- ENTRIES SUPPLIED
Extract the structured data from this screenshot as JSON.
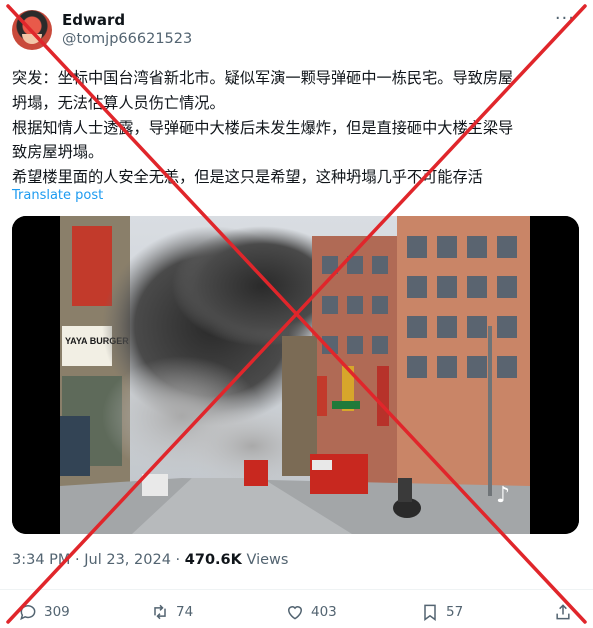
{
  "author": {
    "name": "Edward",
    "handle": "@tomjp66621523"
  },
  "post": {
    "lines": [
      "突发：坐标中国台湾省新北市。疑似军演一颗导弹砸中一栋民宅。导致房屋",
      "坍塌，无法估算人员伤亡情况。",
      "根据知情人士透露，导弹砸中大楼后未发生爆炸，但是直接砸中大楼主梁导",
      "致房屋坍塌。",
      "希望楼里面的人安全无恙，但是这只是希望，这种坍塌几乎不可能存活"
    ],
    "translate_label": "Translate post"
  },
  "media": {
    "sign_text": "YAYA BURGER"
  },
  "meta": {
    "time_date": "3:34 PM · Jul 23, 2024 · ",
    "views_count": "470.6K",
    "views_label": " Views"
  },
  "actions": {
    "replies": "309",
    "reposts": "74",
    "likes": "403",
    "bookmarks": "57"
  },
  "colors": {
    "accent": "#1d9bf0",
    "muted": "#536471",
    "overlay_x": "#e0262b"
  }
}
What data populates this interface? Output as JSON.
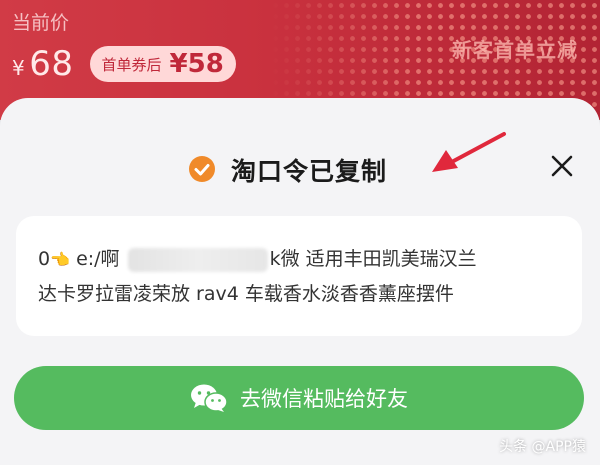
{
  "banner": {
    "price_title": "当前价",
    "currency": "¥",
    "price": "68",
    "coupon_label": "首单券后",
    "coupon_price": "¥58",
    "new_user_text": "新客首单立减"
  },
  "dialog": {
    "title": "淘口令已复制",
    "code_line1_prefix": "0",
    "code_line1_mid": "e:/啊",
    "code_line1_suffix": "k微  适用丰田凯美瑞汉兰",
    "code_line2": "达卡罗拉雷凌荣放 rav4 车载香水淡香香薰座摆件",
    "share_label": "去微信粘贴给好友"
  },
  "watermark": "头条 @APP猿",
  "colors": {
    "accent_green": "#55bb5f",
    "banner_red": "#c9313e",
    "check_orange": "#f08a2a",
    "arrow_red": "#e0283c"
  },
  "icons": {
    "check": "check-circle-icon",
    "close": "close-icon",
    "wechat": "wechat-icon",
    "hand": "pointing-hand-icon"
  }
}
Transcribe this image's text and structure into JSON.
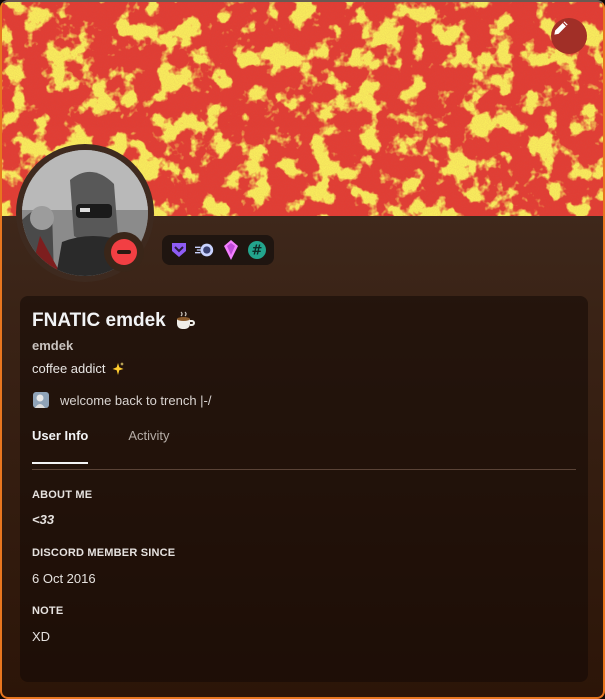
{
  "profile": {
    "display_name": "FNATIC emdek",
    "display_name_emoji": "coffee-emoji",
    "username": "emdek",
    "bio": "coffee addict",
    "bio_emoji": "sparkles-emoji",
    "custom_status": "welcome back to trench |-/",
    "status": "do-not-disturb"
  },
  "badges": [
    "hypesquad-balance-badge",
    "nitro-boost-badge",
    "server-boost-gem-badge",
    "originally-known-as-badge"
  ],
  "tabs": [
    {
      "label": "User Info",
      "active": true
    },
    {
      "label": "Activity",
      "active": false
    }
  ],
  "sections": {
    "about_me": {
      "heading": "ABOUT ME",
      "value": "<33"
    },
    "member_since": {
      "heading": "DISCORD MEMBER SINCE",
      "value": "6 Oct 2016"
    },
    "note": {
      "heading": "NOTE",
      "value": "XD"
    }
  },
  "colors": {
    "banner_red": "#e23d33",
    "banner_yellow": "#f5e21c",
    "accent_border": "#e8761f",
    "dnd_red": "#f23f43"
  }
}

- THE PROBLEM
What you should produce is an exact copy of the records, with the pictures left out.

- EXERCISE OUTPUT
Extract the structured data from this screenshot as JSON.
{
  "author": {
    "name": "Edward",
    "handle": "@tomjp66621523"
  },
  "post": {
    "lines": [
      "突发：坐标中国台湾省新北市。疑似军演一颗导弹砸中一栋民宅。导致房屋",
      "坍塌，无法估算人员伤亡情况。",
      "根据知情人士透露，导弹砸中大楼后未发生爆炸，但是直接砸中大楼主梁导",
      "致房屋坍塌。",
      "希望楼里面的人安全无恙，但是这只是希望，这种坍塌几乎不可能存活"
    ],
    "translate_label": "Translate post"
  },
  "media": {
    "sign_text": "YAYA BURGER"
  },
  "meta": {
    "time_date": "3:34 PM · Jul 23, 2024 · ",
    "views_count": "470.6K",
    "views_label": " Views"
  },
  "actions": {
    "replies": "309",
    "reposts": "74",
    "likes": "403",
    "bookmarks": "57"
  },
  "colors": {
    "accent": "#1d9bf0",
    "muted": "#536471",
    "overlay_x": "#e0262b"
  }
}
What data populates this interface? Output as JSON.
{
  "banner": {
    "price_title": "当前价",
    "currency": "¥",
    "price": "68",
    "coupon_label": "首单券后",
    "coupon_price": "¥58",
    "new_user_text": "新客首单立减"
  },
  "dialog": {
    "title": "淘口令已复制",
    "code_line1_prefix": "0",
    "code_line1_mid": "e:/啊",
    "code_line1_suffix": "k微  适用丰田凯美瑞汉兰",
    "code_line2": "达卡罗拉雷凌荣放 rav4 车载香水淡香香薰座摆件",
    "share_label": "去微信粘贴给好友"
  },
  "watermark": "头条 @APP猿",
  "colors": {
    "accent_green": "#55bb5f",
    "banner_red": "#c9313e",
    "check_orange": "#f08a2a",
    "arrow_red": "#e0283c"
  },
  "icons": {
    "check": "check-circle-icon",
    "close": "close-icon",
    "wechat": "wechat-icon",
    "hand": "pointing-hand-icon"
  }
}
Transcribe this image's text and structure into JSON.
{
  "profile": {
    "display_name": "FNATIC emdek",
    "display_name_emoji": "coffee-emoji",
    "username": "emdek",
    "bio": "coffee addict",
    "bio_emoji": "sparkles-emoji",
    "custom_status": "welcome back to trench |-/",
    "status": "do-not-disturb"
  },
  "badges": [
    "hypesquad-balance-badge",
    "nitro-boost-badge",
    "server-boost-gem-badge",
    "originally-known-as-badge"
  ],
  "tabs": [
    {
      "label": "User Info",
      "active": true
    },
    {
      "label": "Activity",
      "active": false
    }
  ],
  "sections": {
    "about_me": {
      "heading": "ABOUT ME",
      "value": "<33"
    },
    "member_since": {
      "heading": "DISCORD MEMBER SINCE",
      "value": "6 Oct 2016"
    },
    "note": {
      "heading": "NOTE",
      "value": "XD"
    }
  },
  "colors": {
    "banner_red": "#e23d33",
    "banner_yellow": "#f5e21c",
    "accent_border": "#e8761f",
    "dnd_red": "#f23f43"
  }
}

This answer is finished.